(Beginning of Supplied data)

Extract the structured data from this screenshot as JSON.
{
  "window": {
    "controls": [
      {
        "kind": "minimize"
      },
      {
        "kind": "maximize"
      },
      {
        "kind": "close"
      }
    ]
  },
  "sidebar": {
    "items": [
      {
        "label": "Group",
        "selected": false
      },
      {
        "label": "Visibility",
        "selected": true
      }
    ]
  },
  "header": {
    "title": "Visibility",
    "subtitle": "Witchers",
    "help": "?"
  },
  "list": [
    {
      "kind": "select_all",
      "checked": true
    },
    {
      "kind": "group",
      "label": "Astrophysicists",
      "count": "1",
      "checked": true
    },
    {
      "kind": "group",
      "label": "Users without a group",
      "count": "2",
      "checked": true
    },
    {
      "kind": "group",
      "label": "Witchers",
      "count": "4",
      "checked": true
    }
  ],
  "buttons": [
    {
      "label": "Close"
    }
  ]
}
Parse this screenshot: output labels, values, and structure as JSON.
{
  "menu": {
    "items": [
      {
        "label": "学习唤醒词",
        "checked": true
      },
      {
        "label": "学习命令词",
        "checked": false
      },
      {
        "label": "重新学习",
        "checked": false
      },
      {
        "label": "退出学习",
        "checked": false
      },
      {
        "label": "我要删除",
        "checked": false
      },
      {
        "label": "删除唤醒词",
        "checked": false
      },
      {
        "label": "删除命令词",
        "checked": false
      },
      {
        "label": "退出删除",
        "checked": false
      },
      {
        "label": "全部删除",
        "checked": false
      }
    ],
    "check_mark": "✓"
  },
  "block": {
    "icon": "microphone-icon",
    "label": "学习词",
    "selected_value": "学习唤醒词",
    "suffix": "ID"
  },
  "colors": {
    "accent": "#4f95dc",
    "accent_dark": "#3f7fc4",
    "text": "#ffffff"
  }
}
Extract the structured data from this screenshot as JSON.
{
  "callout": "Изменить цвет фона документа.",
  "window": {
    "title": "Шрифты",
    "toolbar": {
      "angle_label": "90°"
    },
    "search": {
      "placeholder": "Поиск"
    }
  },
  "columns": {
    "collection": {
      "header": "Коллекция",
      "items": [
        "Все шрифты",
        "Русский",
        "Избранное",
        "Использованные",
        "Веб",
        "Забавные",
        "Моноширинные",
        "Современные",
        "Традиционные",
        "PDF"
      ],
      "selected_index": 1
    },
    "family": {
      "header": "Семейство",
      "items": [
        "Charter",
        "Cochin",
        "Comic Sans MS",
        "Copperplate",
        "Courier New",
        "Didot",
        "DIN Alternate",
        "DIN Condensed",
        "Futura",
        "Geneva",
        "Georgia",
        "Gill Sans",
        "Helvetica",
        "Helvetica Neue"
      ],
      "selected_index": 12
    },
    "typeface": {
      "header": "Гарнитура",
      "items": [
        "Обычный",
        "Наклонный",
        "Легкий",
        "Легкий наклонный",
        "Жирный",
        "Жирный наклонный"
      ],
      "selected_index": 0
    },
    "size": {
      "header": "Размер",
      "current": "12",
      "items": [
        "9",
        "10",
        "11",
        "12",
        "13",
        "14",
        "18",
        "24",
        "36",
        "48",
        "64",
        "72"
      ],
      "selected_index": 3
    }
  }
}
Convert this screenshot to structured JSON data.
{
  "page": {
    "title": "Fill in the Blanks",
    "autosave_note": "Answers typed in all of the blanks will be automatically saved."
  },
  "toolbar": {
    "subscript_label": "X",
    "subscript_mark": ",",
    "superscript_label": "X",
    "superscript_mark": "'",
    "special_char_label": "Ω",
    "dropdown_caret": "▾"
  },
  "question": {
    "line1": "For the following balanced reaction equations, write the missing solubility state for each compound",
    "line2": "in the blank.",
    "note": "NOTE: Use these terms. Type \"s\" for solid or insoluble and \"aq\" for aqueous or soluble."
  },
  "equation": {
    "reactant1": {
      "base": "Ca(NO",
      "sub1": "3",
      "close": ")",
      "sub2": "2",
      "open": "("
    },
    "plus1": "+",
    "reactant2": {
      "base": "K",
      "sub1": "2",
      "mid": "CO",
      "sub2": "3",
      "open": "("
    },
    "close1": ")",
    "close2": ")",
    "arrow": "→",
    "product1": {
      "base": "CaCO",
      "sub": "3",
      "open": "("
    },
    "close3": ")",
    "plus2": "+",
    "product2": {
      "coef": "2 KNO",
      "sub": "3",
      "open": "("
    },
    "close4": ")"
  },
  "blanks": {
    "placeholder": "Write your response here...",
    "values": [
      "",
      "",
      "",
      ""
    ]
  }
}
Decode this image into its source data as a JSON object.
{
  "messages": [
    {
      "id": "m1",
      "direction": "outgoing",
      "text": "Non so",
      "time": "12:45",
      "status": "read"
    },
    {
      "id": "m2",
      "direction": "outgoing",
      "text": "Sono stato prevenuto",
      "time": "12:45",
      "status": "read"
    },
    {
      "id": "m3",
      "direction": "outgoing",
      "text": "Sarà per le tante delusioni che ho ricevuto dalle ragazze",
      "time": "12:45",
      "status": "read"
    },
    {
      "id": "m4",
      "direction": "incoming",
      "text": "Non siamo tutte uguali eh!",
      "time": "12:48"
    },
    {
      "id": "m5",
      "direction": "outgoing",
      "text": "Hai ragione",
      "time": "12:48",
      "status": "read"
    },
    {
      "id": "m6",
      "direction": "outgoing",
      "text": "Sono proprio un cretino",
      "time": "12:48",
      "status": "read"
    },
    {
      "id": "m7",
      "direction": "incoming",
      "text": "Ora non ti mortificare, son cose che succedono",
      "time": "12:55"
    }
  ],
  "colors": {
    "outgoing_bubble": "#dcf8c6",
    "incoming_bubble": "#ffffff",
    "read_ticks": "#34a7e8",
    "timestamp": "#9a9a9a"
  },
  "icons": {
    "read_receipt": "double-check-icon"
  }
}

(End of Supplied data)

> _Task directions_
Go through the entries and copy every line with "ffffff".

> _Output below_
    "text": "#ffffff"
    "incoming_bubble": "#ffffff",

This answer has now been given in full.